This series of tips is for leaders who are serious about getting their teams working together with others in a collaborative way for greater innovation, effectiveness and learning. Small steps which are crucial for building integrated ways of working and smashing the silos that create slow, cumbersome and outdated modes of delivery.
Common Ground Not Higher Ground
Recently I was fortunate enough to have Jason in one of my workshops. Jason is an educator who works with youth that are either in jail, or in school and have recently been in jail. Tough job. He and his staff are dedicated to creating an environment where youth who are already battling with so many odds stacked against them feel valued and heard.
We were talking about beliefs and how the core beliefs driving our work need to be transparent in our actions. Jason shared that in his school, their main tenet is: Common Ground, Not Higher Ground. This belief firmly declared that relationships in that school were not about hierarchy, but about partnerships.
This belief is also critical if you are trying to build strong collaborative partnerships that are more than just coordinating resources, dates and tasks. Whenever we step up into more complex and involved collaborations, we need to drop hierarchy and a sense that one person has more power than others in the group. In fact, the more connected and vital the partnership is, the lower the hierarchy should be.
Perhaps it needs us to drop our ego a bit too, and the need to be right. Just like the kids at Jason’s school, we all want to feel that we have input, autonomy and choice and there’s nothing more soul destroying to collaborative endeavours that one person exerting authority over others. It’s a very ‘I’ way to work – and coming from ‘I’ when we are trying to encourage ‘we’ is counter productive and harmful.

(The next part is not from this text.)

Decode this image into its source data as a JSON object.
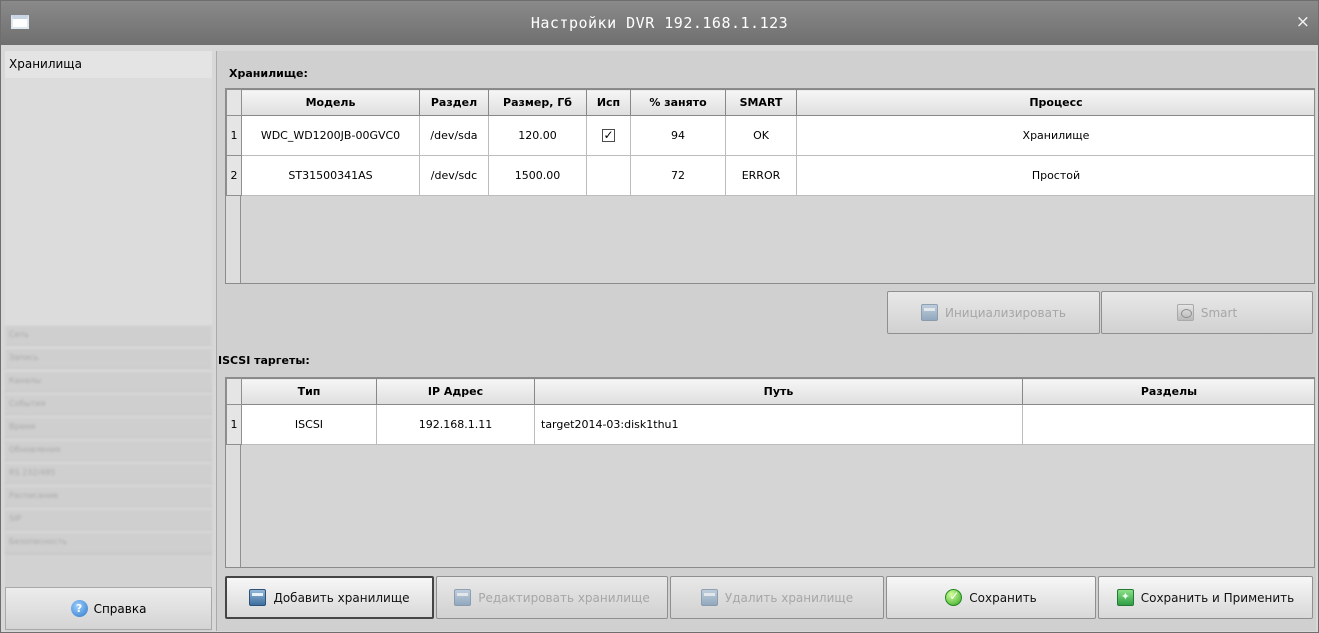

The energy we create when we are interacting with each other can determine the possibility of a positive outcome. Is the energy of the group abrasive or in flow? Are people able to voice their opinions and ideas in a supportive partnership environment, or does the group look to one person for their reaction? This energy is the power dynamic that can be evident in the group. Strong power dynamics, especially unnamed ones, can lead to a lack of transparency and honesty.
Judith Glaser and Jerry Manas in 42 Rules for Creating We describe this power dynamic as a power-with rather than a power-over dance. It requires people to understand when the power dynamic is at play, and rather than resist it, push against it, or run away from it ( a fight, flight, freeze response), step into an adult response to it , acknowledge it and find different ways to interact. Judith Glaser is the Chairman and Co-Founder of the Creating We Institute. The Creating We Institute transform organizational culture through the neuroscience of trust.
Where could your teams work more effectively by dropping the hierarchical norms that are pervasive in highly structured organisations and get focused on having productive, creative interactions that are about sharing common ground, not having the higher ground?
Tracey Ezard of CreatingWe